### Supplied data ###

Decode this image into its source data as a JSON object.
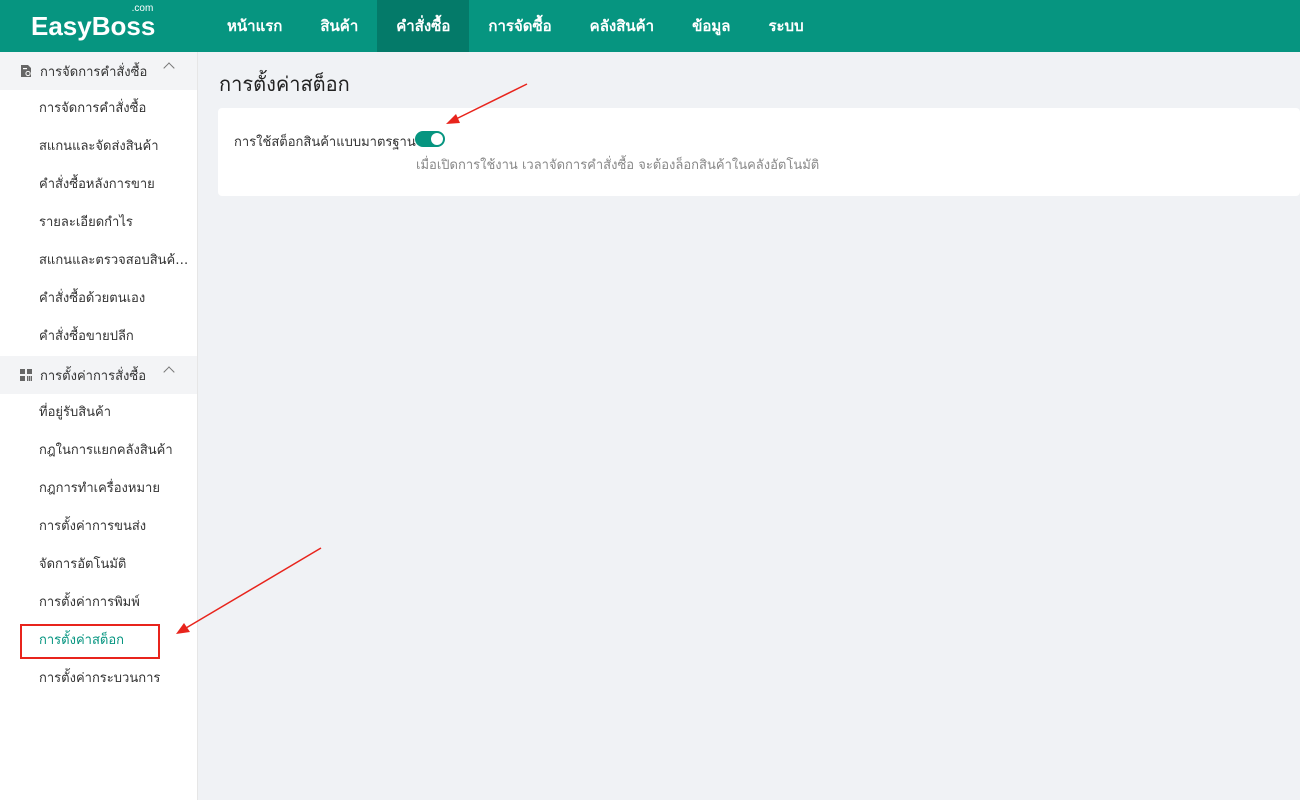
{
  "logo": {
    "text": "EasyBoss",
    "suffix": ".com"
  },
  "nav": {
    "items": [
      "หน้าแรก",
      "สินค้า",
      "คำสั่งซื้อ",
      "การจัดซื้อ",
      "คลังสินค้า",
      "ข้อมูล",
      "ระบบ"
    ],
    "active_index": 2
  },
  "sidebar": {
    "group1": {
      "title": "การจัดการคำสั่งซื้อ",
      "items": [
        "การจัดการคำสั่งซื้อ",
        "สแกนและจัดส่งสินค้า",
        "คำสั่งซื้อหลังการขาย",
        "รายละเอียดกำไร",
        "สแกนและตรวจสอบสินค้าก่อนส่ง",
        "คำสั่งซื้อด้วยตนเอง",
        "คำสั่งซื้อขายปลีก"
      ]
    },
    "group2": {
      "title": "การตั้งค่าการสั่งซื้อ",
      "items": [
        "ที่อยู่รับสินค้า",
        "กฎในการแยกคลังสินค้า",
        "กฎการทำเครื่องหมาย",
        "การตั้งค่าการขนส่ง",
        "จัดการอัตโนมัติ",
        "การตั้งค่าการพิมพ์",
        "การตั้งค่าสต็อก",
        "การตั้งค่ากระบวนการ"
      ],
      "active_index": 6
    }
  },
  "main": {
    "title": "การตั้งค่าสต็อก",
    "setting": {
      "label": "การใช้สต็อกสินค้าแบบมาตรฐาน",
      "enabled": true,
      "help": "เมื่อเปิดการใช้งาน เวลาจัดการคำสั่งซื้อ จะต้องล็อกสินค้าในคลังอัตโนมัติ"
    }
  },
  "colors": {
    "brand": "#069580",
    "brand_active": "#047a69",
    "annotation": "#e8241c"
  },
  "icons": {
    "group1": "order-document-icon",
    "group2": "grid-settings-icon",
    "toggle": "toggle-switch"
  }
}
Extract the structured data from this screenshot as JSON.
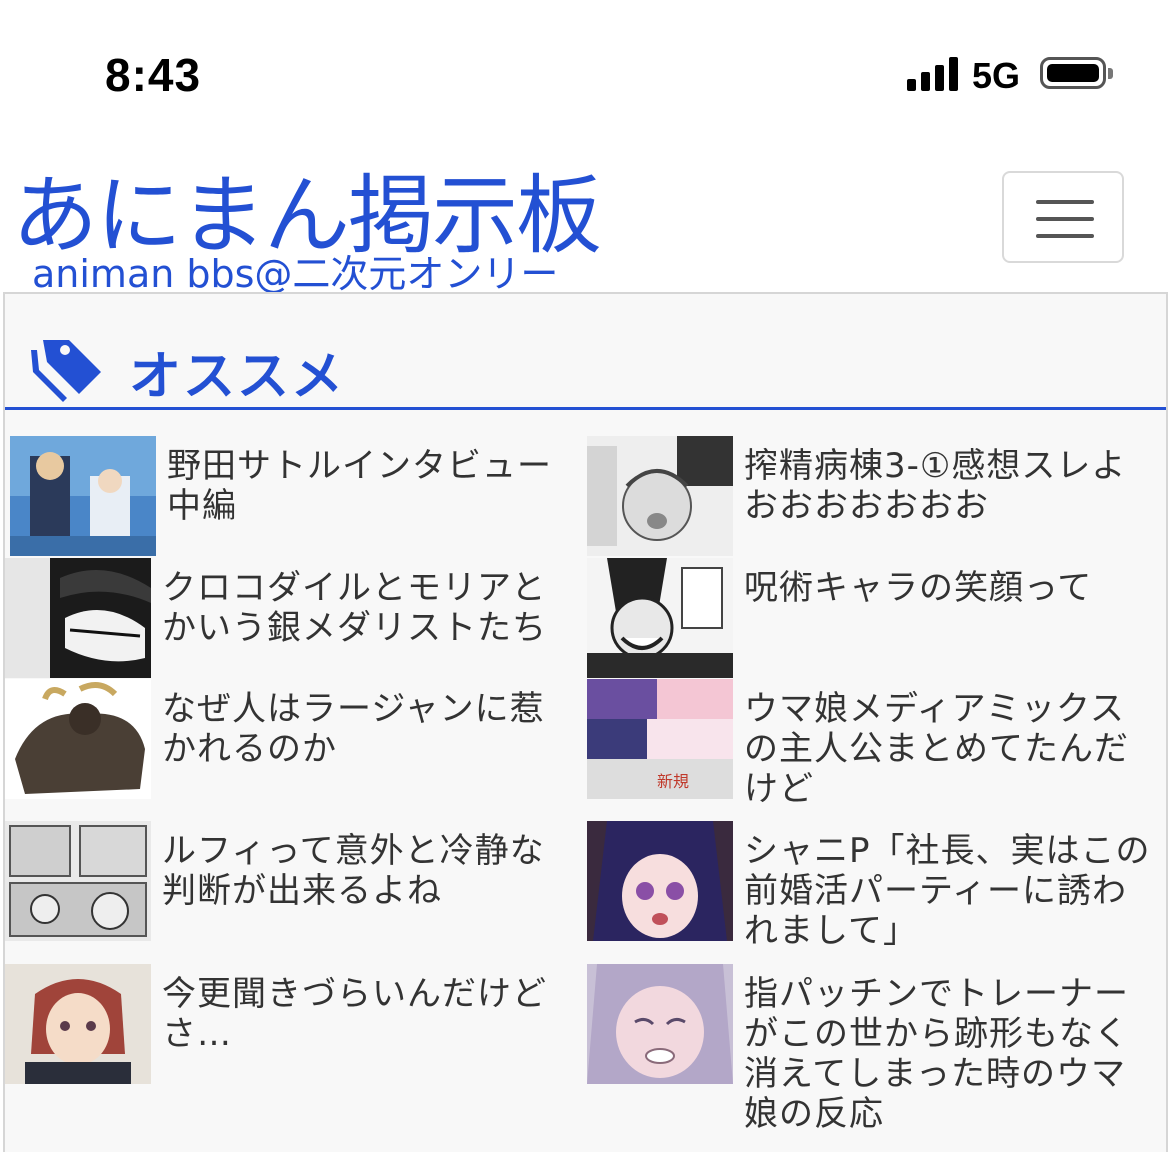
{
  "status_bar": {
    "time": "8:43",
    "network": "5G"
  },
  "header": {
    "logo_title": "あにまん掲示板",
    "logo_subtitle": "animan bbs@二次元オンリー",
    "menu_icon": "hamburger-menu-icon"
  },
  "section": {
    "icon": "tag-icon",
    "title": "オススメ",
    "accent_color": "#2350d3"
  },
  "recommended": [
    {
      "title": "野田サトルインタビュー中編"
    },
    {
      "title": "搾精病棟3-①感想スレよおおおおおおお"
    },
    {
      "title": "クロコダイルとモリアとかいう銀メダリストたち"
    },
    {
      "title": "呪術キャラの笑顔って"
    },
    {
      "title": "なぜ人はラージャンに惹かれるのか"
    },
    {
      "title": "ウマ娘メディアミックスの主人公まとめてたんだけど"
    },
    {
      "title": "ルフィって意外と冷静な判断が出来るよね"
    },
    {
      "title": "シャニP「社長、実はこの前婚活パーティーに誘われまして」"
    },
    {
      "title": "今更聞きづらいんだけどさ…"
    },
    {
      "title": "指パッチンでトレーナーがこの世から跡形もなく消えてしまった時のウマ娘の反応"
    }
  ]
}
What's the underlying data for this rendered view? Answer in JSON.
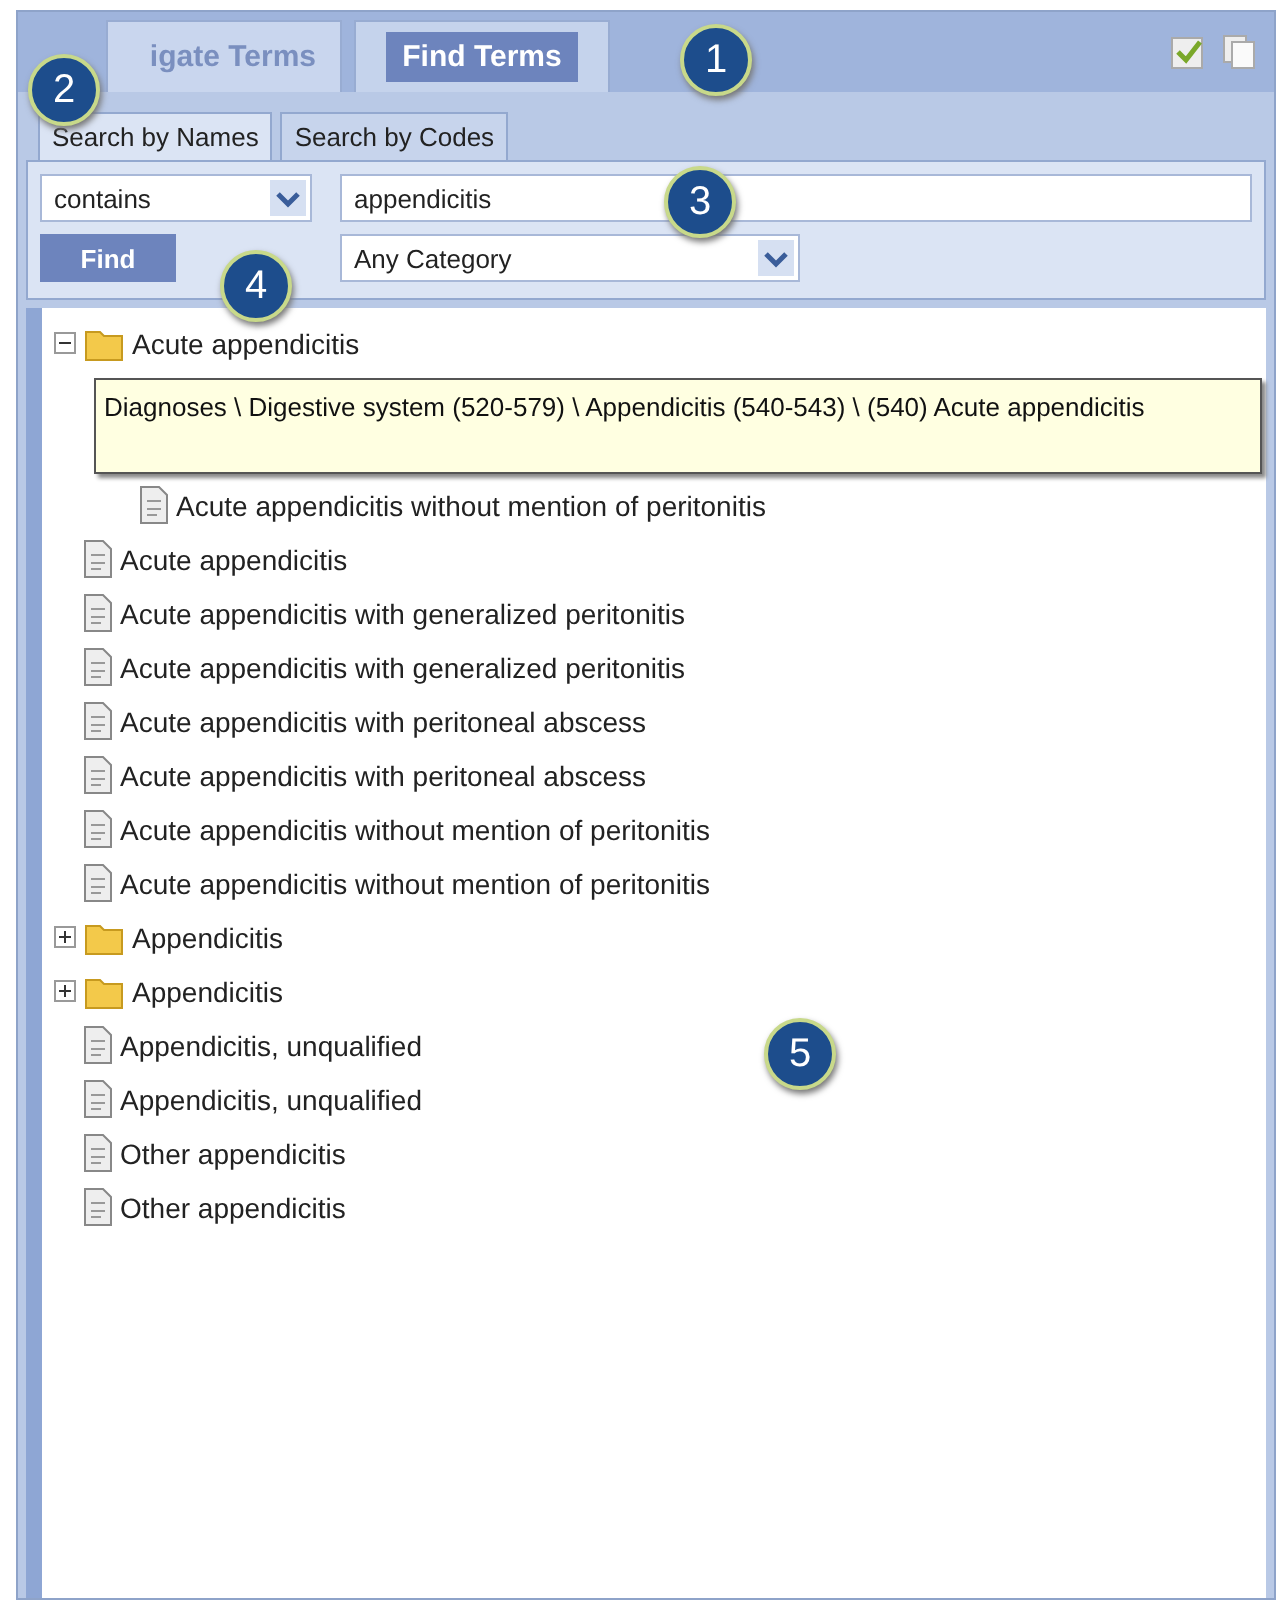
{
  "main_tabs": [
    {
      "label": "igate Terms",
      "selected": false
    },
    {
      "label": "Find Terms",
      "selected": true
    }
  ],
  "sub_tabs": [
    {
      "label": "Search by Names",
      "selected": true
    },
    {
      "label": "Search by Codes",
      "selected": false
    }
  ],
  "match_select": {
    "value": "contains"
  },
  "search_field": {
    "value": "appendicitis"
  },
  "find_button": "Find",
  "category_select": {
    "value": "Any Category"
  },
  "tree": [
    {
      "kind": "folder",
      "label": "Acute appendicitis",
      "expanded": true,
      "children": [
        {
          "kind": "document",
          "label": "Acute appendicitis without mention of peritonitis"
        }
      ]
    },
    {
      "kind": "document",
      "label": "Acute appendicitis"
    },
    {
      "kind": "document",
      "label": "Acute appendicitis with generalized peritonitis"
    },
    {
      "kind": "document",
      "label": "Acute appendicitis with generalized peritonitis"
    },
    {
      "kind": "document",
      "label": "Acute appendicitis with peritoneal abscess"
    },
    {
      "kind": "document",
      "label": "Acute appendicitis with peritoneal abscess"
    },
    {
      "kind": "document",
      "label": "Acute appendicitis without mention of peritonitis"
    },
    {
      "kind": "document",
      "label": "Acute appendicitis without mention of peritonitis"
    },
    {
      "kind": "folder",
      "label": "Appendicitis",
      "expanded": false
    },
    {
      "kind": "folder",
      "label": "Appendicitis",
      "expanded": false
    },
    {
      "kind": "document",
      "label": "Appendicitis, unqualified"
    },
    {
      "kind": "document",
      "label": "Appendicitis, unqualified"
    },
    {
      "kind": "document",
      "label": "Other appendicitis"
    },
    {
      "kind": "document",
      "label": "Other appendicitis"
    }
  ],
  "tooltip": "Diagnoses \\ Digestive system (520-579) \\ Appendicitis (540-543) \\ (540) Acute appendicitis",
  "callouts": [
    "1",
    "2",
    "3",
    "4",
    "5"
  ]
}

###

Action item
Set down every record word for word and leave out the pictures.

Finished task
Decode this image into its source data as a JSON object.
{
  "logo": {
    "text": "EasyBoss",
    "suffix": ".com"
  },
  "nav": {
    "items": [
      "หน้าแรก",
      "สินค้า",
      "คำสั่งซื้อ",
      "การจัดซื้อ",
      "คลังสินค้า",
      "ข้อมูล",
      "ระบบ"
    ],
    "active_index": 2
  },
  "sidebar": {
    "group1": {
      "title": "การจัดการคำสั่งซื้อ",
      "items": [
        "การจัดการคำสั่งซื้อ",
        "สแกนและจัดส่งสินค้า",
        "คำสั่งซื้อหลังการขาย",
        "รายละเอียดกำไร",
        "สแกนและตรวจสอบสินค้าก่อนส่ง",
        "คำสั่งซื้อด้วยตนเอง",
        "คำสั่งซื้อขายปลีก"
      ]
    },
    "group2": {
      "title": "การตั้งค่าการสั่งซื้อ",
      "items": [
        "ที่อยู่รับสินค้า",
        "กฎในการแยกคลังสินค้า",
        "กฎการทำเครื่องหมาย",
        "การตั้งค่าการขนส่ง",
        "จัดการอัตโนมัติ",
        "การตั้งค่าการพิมพ์",
        "การตั้งค่าสต็อก",
        "การตั้งค่ากระบวนการ"
      ],
      "active_index": 6
    }
  },
  "main": {
    "title": "การตั้งค่าสต็อก",
    "setting": {
      "label": "การใช้สต็อกสินค้าแบบมาตรฐาน",
      "enabled": true,
      "help": "เมื่อเปิดการใช้งาน เวลาจัดการคำสั่งซื้อ จะต้องล็อกสินค้าในคลังอัตโนมัติ"
    }
  },
  "colors": {
    "brand": "#069580",
    "brand_active": "#047a69",
    "annotation": "#e8241c"
  },
  "icons": {
    "group1": "order-document-icon",
    "group2": "grid-settings-icon",
    "toggle": "toggle-switch"
  }
}
Extract the structured data from this screenshot as JSON.
{
  "status_bar": {
    "time": "8:43",
    "network": "5G"
  },
  "header": {
    "logo_title": "あにまん掲示板",
    "logo_subtitle": "animan bbs@二次元オンリー",
    "menu_icon": "hamburger-menu-icon"
  },
  "section": {
    "icon": "tag-icon",
    "title": "オススメ",
    "accent_color": "#2350d3"
  },
  "recommended": [
    {
      "title": "野田サトルインタビュー中編"
    },
    {
      "title": "搾精病棟3-①感想スレよおおおおおおお"
    },
    {
      "title": "クロコダイルとモリアとかいう銀メダリストたち"
    },
    {
      "title": "呪術キャラの笑顔って"
    },
    {
      "title": "なぜ人はラージャンに惹かれるのか"
    },
    {
      "title": "ウマ娘メディアミックスの主人公まとめてたんだけど"
    },
    {
      "title": "ルフィって意外と冷静な判断が出来るよね"
    },
    {
      "title": "シャニP「社長、実はこの前婚活パーティーに誘われまして」"
    },
    {
      "title": "今更聞きづらいんだけどさ…"
    },
    {
      "title": "指パッチンでトレーナーがこの世から跡形もなく消えてしまった時のウマ娘の反応"
    }
  ]
}
What's the underlying data for this rendered view? Answer in JSON.
{
  "main_tabs": [
    {
      "label": "igate Terms",
      "selected": false
    },
    {
      "label": "Find Terms",
      "selected": true
    }
  ],
  "sub_tabs": [
    {
      "label": "Search by Names",
      "selected": true
    },
    {
      "label": "Search by Codes",
      "selected": false
    }
  ],
  "match_select": {
    "value": "contains"
  },
  "search_field": {
    "value": "appendicitis"
  },
  "find_button": "Find",
  "category_select": {
    "value": "Any Category"
  },
  "tree": [
    {
      "kind": "folder",
      "label": "Acute appendicitis",
      "expanded": true,
      "children": [
        {
          "kind": "document",
          "label": "Acute appendicitis without mention of peritonitis"
        }
      ]
    },
    {
      "kind": "document",
      "label": "Acute appendicitis"
    },
    {
      "kind": "document",
      "label": "Acute appendicitis with generalized peritonitis"
    },
    {
      "kind": "document",
      "label": "Acute appendicitis with generalized peritonitis"
    },
    {
      "kind": "document",
      "label": "Acute appendicitis with peritoneal abscess"
    },
    {
      "kind": "document",
      "label": "Acute appendicitis with peritoneal abscess"
    },
    {
      "kind": "document",
      "label": "Acute appendicitis without mention of peritonitis"
    },
    {
      "kind": "document",
      "label": "Acute appendicitis without mention of peritonitis"
    },
    {
      "kind": "folder",
      "label": "Appendicitis",
      "expanded": false
    },
    {
      "kind": "folder",
      "label": "Appendicitis",
      "expanded": false
    },
    {
      "kind": "document",
      "label": "Appendicitis, unqualified"
    },
    {
      "kind": "document",
      "label": "Appendicitis, unqualified"
    },
    {
      "kind": "document",
      "label": "Other appendicitis"
    },
    {
      "kind": "document",
      "label": "Other appendicitis"
    }
  ],
  "tooltip": "Diagnoses \\ Digestive system (520-579) \\ Appendicitis (540-543) \\ (540) Acute appendicitis",
  "callouts": [
    "1",
    "2",
    "3",
    "4",
    "5"
  ]
}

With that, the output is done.